I have long been interested in finding ways to improve my memory. I think I generally have quite a poor memory, especially for names, numbers and other ‘details’. Our current technologies are not exactly helping as is discussed in the aptly titled “World Without Mind: The Existential Threat of Big Tech” by Franklin Foer. I have always had a feeling that this is undesirable.
If there is more information which we can immediately draw upon when working on something, I think it should allow us to be more effective at whatever we put our mind towards. For instance, when writing, we can use information we have memorised to enrich our prose with facts, figures and names.
However, I recently came across the article Secrets of a Mind-Gamer which gives another dimension to the benefits of memory; one which is very important indeed. This quote comes from an article which portrays memory artists – men and women able to memorise vast amounts of seemingly random information. It is further discussed in the article that the art of memorising originates from antique times and that generally the ability to memorise was appreciated more in times past. The following quote from the article illustrates this:

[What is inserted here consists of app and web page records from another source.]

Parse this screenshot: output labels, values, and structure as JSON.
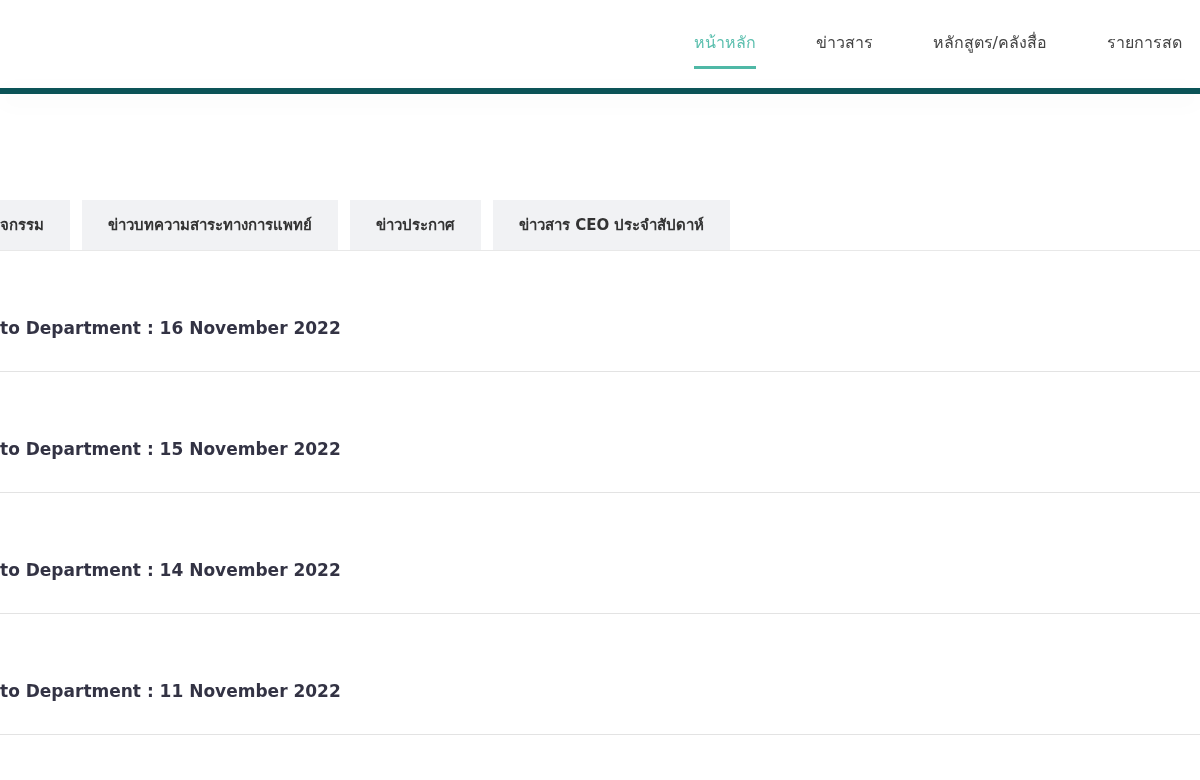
{
  "nav": [
    {
      "label": "หน้าหลัก",
      "selected": true
    },
    {
      "label": "ข่าวสาร",
      "selected": false
    },
    {
      "label": "หลักสูตร/คลังสื่อ",
      "selected": false
    },
    {
      "label": "รายการสด",
      "selected": false
    }
  ],
  "tabs": [
    {
      "label": "จกรรม",
      "selected": false
    },
    {
      "label": "ข่าวบทความสาระทางการแพทย์",
      "selected": false
    },
    {
      "label": "ข่าวประกาศ",
      "selected": false
    },
    {
      "label": "ข่าวสาร CEO ประจำสัปดาห์",
      "selected": false
    }
  ],
  "news": [
    {
      "title": "to Department : 16 November 2022"
    },
    {
      "title": "to Department : 15 November 2022"
    },
    {
      "title": "to Department : 14 November 2022"
    },
    {
      "title": "to Department : 11 November 2022"
    }
  ]
}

Today we have books, photographs, computers and an entire superstructure of external devices to help us store our memories outside our brains, but it wasn’t so long ago that culture depended on individual memories. A trained memory was not just a handy tool but also a fundamental facet of any worldly mind. It was considered a form of character-building, a way of developing the cardinal virtue of prudence and, by extension, ethics. Only through memorizing, the thinking went, could ideas be incorporated into your psyche and their values absorbed.
What really struck me here was the idea that the ability to memorise can be understood as a way to build character. This was never really something that I have thought about but I think it makes some degree of sense. Our character is undoubtedly shaped by our genes and what has happened to us; but the latter here is modulated by how we perceive what has happened to us. We can attenuate some experiences and emphasise others; with the hope that those we emphasise will leave a more lasting impression on our character.
I always had a strict aversion against rote-learning. In school, we had to learn poems by heart and I found this a particularity dull exercise. However, I’ve come to the realisation that I might have been mistaken. Of course, memorising something without reflection and understanding is not very useful (apart from training our general cognitive abilities). But if what we memorise what we can comprehend, then it surely should provide some additional use for us; especially if it is content which helps us to become better, stronger and more enlightened beings.
Picture credit: Comfreak